Dr. Stephen Fenton, U.S. Air Force major, AFST general surgeon and co-author of this article stated that, “the MASCAL was conducted as well as those in which I have participated at Combat Surgical Hospitals in Afghanistan and stateside Level I trauma centers.” This was a joint, combined, special-operations effort with both U.S. and Filipino medical and non-medical personnel. Due to the interoperability of U.S. and AFP forces and the constant communication and coordination by the SOTF, all AFP casualties who arrived at the trauma center survived. On Jolo Island, the effects of “well-integrated training and assistance efforts” at the tactical level achieved “real results” by saving Philippine Marine lives. AFP actions at the point of injury and during CASEVAC to Camp Bautista illustrate the long-term effects of consistent medical training by U.S. SOF. The collaboration that took place at the HLZ and at the trauma center shows the synergistic results of combined efforts by U.S. and partner-nation military forces. Finally, the precise application of professional U.S. military capability in the OR and during MEDEVAC for the critically wounded illustrates how U.S. efforts can make our partners stronger.  

Maj. Matthew J. Gomlak was the Task Force Sulu Commander and Maj. Stephen Fenton, U.S. Air Force, served as a general surgeon on Task Force Sulu Forward Surgical Team.

THIS issue

July-September 2012
Volume 25 | Issue 3

Special Warfare cover, July-September 2012

Special Warfare

Special Warfare is an authorized, official quarterly publication of the United States Army John F. Kennedy Special Warfare Center and School, Fort Bragg, N.C. Its mission is to promote the professional development of special-operations forces by providing a forum for the examination of established doctrine and new ideas.

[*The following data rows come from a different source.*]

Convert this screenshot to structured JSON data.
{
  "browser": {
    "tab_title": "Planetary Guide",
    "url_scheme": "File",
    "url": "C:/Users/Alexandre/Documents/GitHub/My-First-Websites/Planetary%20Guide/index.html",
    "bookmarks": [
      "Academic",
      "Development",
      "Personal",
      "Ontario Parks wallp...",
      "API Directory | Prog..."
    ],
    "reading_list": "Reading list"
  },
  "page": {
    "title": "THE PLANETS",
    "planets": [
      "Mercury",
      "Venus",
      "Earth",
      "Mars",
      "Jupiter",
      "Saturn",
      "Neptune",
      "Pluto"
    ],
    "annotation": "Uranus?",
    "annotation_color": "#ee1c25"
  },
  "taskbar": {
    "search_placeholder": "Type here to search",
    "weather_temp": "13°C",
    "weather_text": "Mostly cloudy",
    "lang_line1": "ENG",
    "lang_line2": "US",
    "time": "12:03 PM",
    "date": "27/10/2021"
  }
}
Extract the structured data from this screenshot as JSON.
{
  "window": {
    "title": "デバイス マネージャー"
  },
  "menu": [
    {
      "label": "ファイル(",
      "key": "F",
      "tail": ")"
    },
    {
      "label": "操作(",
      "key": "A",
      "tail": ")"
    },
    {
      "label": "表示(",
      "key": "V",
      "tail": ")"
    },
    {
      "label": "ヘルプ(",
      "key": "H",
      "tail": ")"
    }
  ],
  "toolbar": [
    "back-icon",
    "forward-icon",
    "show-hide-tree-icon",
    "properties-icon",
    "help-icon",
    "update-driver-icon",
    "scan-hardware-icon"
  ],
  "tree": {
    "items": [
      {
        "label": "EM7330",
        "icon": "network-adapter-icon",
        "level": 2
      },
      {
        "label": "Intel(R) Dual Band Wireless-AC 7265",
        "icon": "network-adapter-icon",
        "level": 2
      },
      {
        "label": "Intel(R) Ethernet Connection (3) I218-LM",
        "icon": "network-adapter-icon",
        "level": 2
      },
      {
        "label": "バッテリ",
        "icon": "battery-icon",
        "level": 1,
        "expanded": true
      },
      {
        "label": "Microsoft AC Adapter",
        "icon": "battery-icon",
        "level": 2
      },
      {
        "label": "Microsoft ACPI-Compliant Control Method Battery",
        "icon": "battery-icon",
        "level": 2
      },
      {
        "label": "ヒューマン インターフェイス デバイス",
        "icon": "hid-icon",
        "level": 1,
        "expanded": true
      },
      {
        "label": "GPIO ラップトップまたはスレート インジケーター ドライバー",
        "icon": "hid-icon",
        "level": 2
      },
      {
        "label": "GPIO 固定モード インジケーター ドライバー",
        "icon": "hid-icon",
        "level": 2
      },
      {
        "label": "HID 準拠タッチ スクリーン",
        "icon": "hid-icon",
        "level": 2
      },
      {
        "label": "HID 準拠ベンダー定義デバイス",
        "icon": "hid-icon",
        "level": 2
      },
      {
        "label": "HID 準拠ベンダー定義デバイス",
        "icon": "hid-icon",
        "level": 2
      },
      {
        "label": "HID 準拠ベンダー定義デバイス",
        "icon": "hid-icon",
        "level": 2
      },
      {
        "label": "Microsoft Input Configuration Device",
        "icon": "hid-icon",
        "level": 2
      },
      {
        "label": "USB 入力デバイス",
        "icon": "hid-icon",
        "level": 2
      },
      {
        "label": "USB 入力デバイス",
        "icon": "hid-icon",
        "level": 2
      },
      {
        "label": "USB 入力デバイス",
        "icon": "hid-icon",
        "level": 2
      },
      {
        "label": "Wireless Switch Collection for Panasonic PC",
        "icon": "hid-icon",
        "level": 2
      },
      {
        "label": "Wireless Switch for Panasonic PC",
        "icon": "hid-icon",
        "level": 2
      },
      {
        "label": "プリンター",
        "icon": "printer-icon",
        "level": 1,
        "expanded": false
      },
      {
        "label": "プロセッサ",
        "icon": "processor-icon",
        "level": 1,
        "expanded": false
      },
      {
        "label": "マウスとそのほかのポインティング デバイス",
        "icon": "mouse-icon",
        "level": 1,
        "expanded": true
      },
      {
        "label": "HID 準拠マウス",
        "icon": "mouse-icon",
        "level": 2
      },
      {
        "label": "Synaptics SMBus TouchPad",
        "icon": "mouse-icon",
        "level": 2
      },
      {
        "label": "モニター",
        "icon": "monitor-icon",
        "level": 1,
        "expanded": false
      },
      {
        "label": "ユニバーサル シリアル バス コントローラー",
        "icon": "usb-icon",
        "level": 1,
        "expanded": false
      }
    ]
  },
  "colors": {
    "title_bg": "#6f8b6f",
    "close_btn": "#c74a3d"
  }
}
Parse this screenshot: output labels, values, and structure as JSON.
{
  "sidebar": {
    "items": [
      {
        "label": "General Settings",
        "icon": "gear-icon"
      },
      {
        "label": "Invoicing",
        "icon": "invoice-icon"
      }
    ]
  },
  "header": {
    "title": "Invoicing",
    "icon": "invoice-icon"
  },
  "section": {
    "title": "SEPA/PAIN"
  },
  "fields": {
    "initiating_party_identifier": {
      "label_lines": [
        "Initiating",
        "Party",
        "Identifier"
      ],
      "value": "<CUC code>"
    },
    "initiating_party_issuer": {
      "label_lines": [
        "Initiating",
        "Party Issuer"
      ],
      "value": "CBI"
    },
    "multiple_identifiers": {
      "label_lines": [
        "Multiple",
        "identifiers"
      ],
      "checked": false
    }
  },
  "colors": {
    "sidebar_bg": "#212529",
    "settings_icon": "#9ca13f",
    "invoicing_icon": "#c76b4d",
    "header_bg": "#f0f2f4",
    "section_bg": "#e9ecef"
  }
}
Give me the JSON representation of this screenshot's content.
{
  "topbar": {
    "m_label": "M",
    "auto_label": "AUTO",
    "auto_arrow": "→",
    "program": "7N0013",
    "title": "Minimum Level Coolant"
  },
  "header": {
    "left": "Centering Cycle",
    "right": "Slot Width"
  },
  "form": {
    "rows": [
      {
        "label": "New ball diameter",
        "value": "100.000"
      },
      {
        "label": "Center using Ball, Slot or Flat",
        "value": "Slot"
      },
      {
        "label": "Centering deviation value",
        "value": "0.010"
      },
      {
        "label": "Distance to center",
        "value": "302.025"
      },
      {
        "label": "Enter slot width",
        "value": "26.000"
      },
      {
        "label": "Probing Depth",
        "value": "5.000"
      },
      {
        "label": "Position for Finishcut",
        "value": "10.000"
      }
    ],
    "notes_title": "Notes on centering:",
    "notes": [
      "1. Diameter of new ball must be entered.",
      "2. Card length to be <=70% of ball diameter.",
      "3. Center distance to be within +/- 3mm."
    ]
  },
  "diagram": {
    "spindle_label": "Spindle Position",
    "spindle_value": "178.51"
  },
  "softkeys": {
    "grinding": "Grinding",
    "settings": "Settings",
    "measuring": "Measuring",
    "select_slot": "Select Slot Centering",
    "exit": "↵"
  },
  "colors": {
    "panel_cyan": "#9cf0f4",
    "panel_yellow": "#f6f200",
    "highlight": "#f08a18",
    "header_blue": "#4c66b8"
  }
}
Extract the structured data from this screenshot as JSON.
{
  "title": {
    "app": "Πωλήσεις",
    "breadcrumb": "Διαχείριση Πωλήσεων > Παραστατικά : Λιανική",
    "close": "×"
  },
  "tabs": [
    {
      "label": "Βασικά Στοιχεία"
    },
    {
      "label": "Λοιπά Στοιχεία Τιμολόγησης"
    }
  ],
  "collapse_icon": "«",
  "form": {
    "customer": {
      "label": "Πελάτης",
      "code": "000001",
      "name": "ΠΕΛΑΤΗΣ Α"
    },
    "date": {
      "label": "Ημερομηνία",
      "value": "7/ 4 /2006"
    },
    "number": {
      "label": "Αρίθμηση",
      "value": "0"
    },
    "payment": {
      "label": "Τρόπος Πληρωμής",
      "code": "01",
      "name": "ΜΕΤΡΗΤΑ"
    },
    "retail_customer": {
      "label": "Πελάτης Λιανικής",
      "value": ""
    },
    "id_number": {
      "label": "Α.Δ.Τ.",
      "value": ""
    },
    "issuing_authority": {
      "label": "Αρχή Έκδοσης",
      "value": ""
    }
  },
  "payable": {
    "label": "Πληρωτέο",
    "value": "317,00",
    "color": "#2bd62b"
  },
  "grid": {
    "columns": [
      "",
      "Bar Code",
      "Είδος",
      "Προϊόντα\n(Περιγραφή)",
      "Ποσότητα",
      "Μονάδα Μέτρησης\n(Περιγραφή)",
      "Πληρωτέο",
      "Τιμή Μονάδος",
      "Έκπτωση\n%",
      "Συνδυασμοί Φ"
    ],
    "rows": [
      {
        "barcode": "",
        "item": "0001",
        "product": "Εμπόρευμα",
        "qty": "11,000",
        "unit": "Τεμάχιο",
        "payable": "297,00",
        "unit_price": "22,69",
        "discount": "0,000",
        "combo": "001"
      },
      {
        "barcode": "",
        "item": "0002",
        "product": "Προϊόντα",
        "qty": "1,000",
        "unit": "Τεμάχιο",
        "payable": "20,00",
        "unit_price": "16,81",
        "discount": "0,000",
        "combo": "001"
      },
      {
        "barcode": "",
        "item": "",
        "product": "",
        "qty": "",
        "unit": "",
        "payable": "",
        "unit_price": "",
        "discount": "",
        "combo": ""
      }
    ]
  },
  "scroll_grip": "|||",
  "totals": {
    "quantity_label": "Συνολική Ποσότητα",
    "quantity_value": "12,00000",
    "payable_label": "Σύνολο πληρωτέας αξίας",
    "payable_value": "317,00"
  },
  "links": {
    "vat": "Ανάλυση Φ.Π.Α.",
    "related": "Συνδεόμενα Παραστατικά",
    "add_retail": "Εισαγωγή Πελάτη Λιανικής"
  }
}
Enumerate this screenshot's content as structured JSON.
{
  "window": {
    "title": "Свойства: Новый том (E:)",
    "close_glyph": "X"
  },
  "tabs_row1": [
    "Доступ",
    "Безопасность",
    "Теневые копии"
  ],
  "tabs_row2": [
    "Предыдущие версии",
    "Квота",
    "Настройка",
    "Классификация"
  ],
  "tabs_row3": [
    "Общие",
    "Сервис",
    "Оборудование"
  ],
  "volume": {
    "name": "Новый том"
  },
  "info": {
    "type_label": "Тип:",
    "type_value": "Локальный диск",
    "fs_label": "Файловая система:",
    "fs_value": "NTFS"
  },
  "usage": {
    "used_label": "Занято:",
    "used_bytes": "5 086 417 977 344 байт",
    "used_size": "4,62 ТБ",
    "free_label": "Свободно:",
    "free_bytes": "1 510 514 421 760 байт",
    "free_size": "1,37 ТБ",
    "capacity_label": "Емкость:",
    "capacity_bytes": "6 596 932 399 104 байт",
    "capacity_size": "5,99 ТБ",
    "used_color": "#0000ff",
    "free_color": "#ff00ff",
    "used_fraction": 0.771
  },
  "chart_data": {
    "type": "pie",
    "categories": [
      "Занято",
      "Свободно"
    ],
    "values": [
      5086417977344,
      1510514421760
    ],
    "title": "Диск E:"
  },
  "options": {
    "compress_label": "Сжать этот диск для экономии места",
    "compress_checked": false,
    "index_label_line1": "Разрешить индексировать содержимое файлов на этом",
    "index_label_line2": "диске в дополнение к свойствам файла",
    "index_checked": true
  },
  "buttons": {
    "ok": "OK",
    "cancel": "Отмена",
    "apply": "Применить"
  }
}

Views expressed herein are those of the authors and do not necessarily reflect official Army position. This publication does not supersede any information presented in other official Army publications.